■ The data

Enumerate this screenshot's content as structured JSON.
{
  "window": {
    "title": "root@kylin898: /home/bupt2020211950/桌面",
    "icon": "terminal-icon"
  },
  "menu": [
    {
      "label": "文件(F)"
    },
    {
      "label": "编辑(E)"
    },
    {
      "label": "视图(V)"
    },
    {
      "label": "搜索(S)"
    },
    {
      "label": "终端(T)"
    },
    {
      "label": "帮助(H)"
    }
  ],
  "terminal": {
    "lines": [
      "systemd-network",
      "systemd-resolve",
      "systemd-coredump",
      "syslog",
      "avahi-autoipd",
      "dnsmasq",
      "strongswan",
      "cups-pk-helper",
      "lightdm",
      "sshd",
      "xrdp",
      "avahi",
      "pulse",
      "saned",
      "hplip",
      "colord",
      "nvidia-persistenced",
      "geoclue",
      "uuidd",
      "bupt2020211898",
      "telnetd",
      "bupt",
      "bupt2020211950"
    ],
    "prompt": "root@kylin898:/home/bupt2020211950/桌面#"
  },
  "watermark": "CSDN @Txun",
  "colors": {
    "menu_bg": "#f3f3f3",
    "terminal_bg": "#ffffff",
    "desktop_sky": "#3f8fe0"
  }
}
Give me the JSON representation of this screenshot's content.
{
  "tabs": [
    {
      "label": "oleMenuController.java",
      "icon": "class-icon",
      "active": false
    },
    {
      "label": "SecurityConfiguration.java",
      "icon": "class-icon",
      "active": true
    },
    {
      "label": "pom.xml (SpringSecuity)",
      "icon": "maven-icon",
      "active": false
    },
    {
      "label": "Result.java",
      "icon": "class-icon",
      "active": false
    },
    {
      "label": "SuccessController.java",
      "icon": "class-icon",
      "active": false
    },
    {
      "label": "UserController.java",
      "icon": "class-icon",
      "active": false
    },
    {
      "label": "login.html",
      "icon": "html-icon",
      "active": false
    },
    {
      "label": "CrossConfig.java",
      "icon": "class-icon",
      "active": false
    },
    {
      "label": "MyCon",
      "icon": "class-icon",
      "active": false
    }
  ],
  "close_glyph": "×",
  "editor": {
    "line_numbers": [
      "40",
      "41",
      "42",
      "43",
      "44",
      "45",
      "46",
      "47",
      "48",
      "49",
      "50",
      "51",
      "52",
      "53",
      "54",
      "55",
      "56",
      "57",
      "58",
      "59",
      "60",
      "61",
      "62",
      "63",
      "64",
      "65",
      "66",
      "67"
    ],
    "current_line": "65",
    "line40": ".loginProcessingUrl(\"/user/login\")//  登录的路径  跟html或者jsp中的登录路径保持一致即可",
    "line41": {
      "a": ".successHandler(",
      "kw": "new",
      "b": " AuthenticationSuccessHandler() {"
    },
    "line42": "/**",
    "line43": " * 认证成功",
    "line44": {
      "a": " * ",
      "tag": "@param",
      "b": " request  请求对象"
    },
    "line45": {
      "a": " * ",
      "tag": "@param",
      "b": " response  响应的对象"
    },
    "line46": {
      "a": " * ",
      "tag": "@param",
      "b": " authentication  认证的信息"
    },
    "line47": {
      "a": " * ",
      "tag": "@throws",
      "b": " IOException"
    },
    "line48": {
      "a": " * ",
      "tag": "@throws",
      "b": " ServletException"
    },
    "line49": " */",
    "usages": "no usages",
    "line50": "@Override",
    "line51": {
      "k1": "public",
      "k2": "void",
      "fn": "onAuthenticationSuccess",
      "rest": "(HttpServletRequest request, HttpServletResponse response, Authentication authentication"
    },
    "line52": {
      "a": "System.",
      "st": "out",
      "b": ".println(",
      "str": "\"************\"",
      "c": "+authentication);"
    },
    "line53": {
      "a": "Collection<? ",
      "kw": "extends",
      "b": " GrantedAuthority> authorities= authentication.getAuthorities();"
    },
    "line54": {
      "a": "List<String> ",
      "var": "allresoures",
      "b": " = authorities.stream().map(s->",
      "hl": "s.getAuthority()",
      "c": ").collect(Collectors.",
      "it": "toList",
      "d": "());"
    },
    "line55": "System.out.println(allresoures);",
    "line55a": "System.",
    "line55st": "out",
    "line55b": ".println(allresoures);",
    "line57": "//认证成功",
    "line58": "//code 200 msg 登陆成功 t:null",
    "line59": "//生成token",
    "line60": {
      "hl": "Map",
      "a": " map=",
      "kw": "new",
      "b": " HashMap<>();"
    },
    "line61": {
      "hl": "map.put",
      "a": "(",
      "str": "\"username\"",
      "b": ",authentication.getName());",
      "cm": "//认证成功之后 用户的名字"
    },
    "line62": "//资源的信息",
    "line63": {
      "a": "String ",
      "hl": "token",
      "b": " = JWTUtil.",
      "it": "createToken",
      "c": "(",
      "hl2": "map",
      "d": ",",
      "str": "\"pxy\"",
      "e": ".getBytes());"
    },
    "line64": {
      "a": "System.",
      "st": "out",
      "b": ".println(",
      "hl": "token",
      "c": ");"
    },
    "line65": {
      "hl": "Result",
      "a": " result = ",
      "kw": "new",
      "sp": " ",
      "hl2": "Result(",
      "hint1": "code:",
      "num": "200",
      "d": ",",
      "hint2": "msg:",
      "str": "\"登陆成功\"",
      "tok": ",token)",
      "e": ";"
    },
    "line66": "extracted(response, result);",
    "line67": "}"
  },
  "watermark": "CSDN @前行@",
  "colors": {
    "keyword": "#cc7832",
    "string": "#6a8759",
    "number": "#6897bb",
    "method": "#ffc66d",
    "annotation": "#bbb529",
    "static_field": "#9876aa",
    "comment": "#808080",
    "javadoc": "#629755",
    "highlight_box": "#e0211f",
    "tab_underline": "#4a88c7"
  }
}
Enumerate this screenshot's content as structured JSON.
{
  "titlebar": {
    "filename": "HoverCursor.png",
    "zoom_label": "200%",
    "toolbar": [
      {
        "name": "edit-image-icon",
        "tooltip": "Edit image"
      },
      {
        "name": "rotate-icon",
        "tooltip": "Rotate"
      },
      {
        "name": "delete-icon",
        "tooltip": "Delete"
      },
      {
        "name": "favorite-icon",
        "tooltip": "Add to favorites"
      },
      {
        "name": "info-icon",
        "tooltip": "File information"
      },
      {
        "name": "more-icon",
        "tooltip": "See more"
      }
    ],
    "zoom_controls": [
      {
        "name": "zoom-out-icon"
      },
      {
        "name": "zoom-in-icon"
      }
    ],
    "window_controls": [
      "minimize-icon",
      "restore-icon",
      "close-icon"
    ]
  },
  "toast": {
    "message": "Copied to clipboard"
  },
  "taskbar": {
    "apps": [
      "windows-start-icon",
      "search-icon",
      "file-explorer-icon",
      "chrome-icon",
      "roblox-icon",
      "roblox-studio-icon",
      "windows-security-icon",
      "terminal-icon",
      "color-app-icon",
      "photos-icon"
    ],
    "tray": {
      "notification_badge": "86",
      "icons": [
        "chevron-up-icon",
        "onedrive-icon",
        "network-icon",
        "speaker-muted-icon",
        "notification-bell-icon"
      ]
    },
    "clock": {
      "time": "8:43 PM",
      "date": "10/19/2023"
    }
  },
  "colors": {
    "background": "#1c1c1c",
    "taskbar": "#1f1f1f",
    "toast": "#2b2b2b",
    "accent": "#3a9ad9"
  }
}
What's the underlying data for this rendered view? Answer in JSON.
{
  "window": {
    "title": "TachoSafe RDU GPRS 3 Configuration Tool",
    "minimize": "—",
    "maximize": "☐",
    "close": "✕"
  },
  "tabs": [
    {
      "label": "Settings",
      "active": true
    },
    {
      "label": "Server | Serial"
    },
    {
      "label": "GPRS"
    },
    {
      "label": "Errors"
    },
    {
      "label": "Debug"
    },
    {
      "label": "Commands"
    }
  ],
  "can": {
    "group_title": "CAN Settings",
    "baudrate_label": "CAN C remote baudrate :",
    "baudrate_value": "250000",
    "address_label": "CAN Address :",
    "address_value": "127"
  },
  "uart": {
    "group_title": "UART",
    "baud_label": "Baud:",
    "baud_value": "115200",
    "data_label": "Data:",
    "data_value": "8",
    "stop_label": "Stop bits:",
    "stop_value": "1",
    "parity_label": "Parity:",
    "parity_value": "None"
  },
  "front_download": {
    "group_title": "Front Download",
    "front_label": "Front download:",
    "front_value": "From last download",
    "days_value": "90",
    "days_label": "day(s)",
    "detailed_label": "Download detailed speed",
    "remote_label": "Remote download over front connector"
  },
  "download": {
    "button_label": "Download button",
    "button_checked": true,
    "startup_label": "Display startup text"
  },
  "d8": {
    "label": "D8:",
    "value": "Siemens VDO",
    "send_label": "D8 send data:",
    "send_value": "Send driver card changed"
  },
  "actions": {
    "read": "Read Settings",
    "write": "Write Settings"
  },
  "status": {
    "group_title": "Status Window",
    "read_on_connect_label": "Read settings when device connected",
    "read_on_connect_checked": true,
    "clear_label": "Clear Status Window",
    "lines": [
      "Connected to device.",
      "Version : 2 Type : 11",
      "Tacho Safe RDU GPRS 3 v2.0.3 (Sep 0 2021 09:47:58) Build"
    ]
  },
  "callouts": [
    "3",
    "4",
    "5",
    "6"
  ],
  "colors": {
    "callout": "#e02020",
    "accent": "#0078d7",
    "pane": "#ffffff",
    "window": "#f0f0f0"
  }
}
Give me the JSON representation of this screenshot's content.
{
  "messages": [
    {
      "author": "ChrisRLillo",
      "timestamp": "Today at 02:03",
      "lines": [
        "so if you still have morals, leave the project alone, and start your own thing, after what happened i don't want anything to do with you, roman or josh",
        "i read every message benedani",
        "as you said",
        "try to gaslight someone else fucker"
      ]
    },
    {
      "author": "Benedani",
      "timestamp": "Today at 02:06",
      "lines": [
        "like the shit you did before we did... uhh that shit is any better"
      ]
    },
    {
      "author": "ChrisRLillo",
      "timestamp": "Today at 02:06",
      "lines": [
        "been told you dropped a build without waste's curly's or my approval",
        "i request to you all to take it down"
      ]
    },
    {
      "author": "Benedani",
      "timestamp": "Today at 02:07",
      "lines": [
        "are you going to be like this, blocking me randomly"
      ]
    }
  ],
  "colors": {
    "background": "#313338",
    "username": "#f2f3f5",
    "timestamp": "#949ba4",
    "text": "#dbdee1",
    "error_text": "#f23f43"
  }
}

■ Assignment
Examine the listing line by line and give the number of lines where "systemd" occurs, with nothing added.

■ Answer for the task
3